> Provided records:
+ + + + +

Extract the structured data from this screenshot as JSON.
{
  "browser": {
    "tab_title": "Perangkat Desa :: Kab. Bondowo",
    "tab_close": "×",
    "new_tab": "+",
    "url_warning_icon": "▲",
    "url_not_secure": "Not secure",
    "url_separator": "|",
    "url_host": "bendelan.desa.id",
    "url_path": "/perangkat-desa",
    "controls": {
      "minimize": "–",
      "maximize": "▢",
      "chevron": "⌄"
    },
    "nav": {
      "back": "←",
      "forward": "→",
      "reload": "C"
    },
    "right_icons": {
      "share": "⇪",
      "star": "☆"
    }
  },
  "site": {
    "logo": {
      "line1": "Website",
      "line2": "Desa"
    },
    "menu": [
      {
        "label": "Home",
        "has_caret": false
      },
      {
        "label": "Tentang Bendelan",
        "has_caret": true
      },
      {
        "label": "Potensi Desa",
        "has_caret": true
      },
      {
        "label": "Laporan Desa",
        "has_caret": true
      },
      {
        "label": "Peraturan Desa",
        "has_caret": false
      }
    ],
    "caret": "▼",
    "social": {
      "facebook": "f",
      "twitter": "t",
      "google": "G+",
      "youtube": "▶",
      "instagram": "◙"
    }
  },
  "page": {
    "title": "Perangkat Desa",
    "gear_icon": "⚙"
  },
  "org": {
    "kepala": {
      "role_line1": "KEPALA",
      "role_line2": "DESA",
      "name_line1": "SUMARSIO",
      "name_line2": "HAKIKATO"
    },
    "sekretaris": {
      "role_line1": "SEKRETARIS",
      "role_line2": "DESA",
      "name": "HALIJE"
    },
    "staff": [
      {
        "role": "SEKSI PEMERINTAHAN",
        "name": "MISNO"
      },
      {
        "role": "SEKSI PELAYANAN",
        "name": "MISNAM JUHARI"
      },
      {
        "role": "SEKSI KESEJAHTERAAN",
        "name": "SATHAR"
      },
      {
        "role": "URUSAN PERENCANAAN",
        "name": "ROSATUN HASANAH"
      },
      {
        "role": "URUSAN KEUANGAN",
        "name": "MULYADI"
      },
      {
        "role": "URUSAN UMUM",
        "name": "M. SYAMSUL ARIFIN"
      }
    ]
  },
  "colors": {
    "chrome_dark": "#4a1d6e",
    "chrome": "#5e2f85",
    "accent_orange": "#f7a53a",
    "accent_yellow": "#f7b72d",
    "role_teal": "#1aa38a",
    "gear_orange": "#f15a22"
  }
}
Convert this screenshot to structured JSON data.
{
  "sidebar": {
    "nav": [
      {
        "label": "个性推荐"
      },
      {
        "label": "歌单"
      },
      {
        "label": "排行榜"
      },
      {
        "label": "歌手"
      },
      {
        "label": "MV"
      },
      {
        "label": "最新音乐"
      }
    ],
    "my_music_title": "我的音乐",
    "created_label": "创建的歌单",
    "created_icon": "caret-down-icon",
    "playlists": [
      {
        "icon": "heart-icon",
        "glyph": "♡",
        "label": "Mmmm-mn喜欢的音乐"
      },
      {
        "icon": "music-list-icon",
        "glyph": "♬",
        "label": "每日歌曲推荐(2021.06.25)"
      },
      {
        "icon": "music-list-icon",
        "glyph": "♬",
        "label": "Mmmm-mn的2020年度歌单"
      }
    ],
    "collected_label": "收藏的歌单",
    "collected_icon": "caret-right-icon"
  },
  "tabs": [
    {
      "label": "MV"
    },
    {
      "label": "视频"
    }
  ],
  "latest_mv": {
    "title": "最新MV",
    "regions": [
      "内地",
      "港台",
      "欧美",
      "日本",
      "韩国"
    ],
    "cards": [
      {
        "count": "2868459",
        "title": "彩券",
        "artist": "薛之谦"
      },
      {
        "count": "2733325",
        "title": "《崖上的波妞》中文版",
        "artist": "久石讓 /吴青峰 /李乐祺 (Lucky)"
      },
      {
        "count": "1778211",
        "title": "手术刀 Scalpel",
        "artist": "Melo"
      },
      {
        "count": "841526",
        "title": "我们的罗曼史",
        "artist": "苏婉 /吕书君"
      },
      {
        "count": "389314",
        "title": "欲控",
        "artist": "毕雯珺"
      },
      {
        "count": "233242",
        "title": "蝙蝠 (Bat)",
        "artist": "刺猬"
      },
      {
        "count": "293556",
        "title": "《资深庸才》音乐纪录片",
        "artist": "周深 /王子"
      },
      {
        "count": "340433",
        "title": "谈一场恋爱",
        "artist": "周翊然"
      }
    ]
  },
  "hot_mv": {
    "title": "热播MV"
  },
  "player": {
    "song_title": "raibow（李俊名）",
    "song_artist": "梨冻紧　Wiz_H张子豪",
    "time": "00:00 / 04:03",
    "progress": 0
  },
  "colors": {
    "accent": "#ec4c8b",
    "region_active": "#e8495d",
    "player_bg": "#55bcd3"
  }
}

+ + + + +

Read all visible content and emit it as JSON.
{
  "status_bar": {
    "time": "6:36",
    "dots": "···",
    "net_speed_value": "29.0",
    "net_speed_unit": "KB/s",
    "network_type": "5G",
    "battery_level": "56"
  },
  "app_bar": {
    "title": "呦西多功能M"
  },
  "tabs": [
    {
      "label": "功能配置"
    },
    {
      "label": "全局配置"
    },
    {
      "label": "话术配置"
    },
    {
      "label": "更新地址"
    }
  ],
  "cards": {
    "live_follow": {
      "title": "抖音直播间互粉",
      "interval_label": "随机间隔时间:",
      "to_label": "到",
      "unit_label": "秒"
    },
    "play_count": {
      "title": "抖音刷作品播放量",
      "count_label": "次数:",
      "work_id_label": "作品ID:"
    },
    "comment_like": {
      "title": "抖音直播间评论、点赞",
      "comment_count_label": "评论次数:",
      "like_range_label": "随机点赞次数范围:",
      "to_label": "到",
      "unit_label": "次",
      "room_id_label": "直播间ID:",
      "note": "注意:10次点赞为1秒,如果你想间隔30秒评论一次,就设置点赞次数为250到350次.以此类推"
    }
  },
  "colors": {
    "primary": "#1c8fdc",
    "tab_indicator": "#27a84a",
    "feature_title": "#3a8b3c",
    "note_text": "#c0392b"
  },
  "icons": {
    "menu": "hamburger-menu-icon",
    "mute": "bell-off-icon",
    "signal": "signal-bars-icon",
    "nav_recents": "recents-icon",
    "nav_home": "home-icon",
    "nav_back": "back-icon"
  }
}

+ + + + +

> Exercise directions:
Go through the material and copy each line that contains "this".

> Response below:
Extract the structured data from this screenshot as JSON.
Convert this screenshot to structured JSON data.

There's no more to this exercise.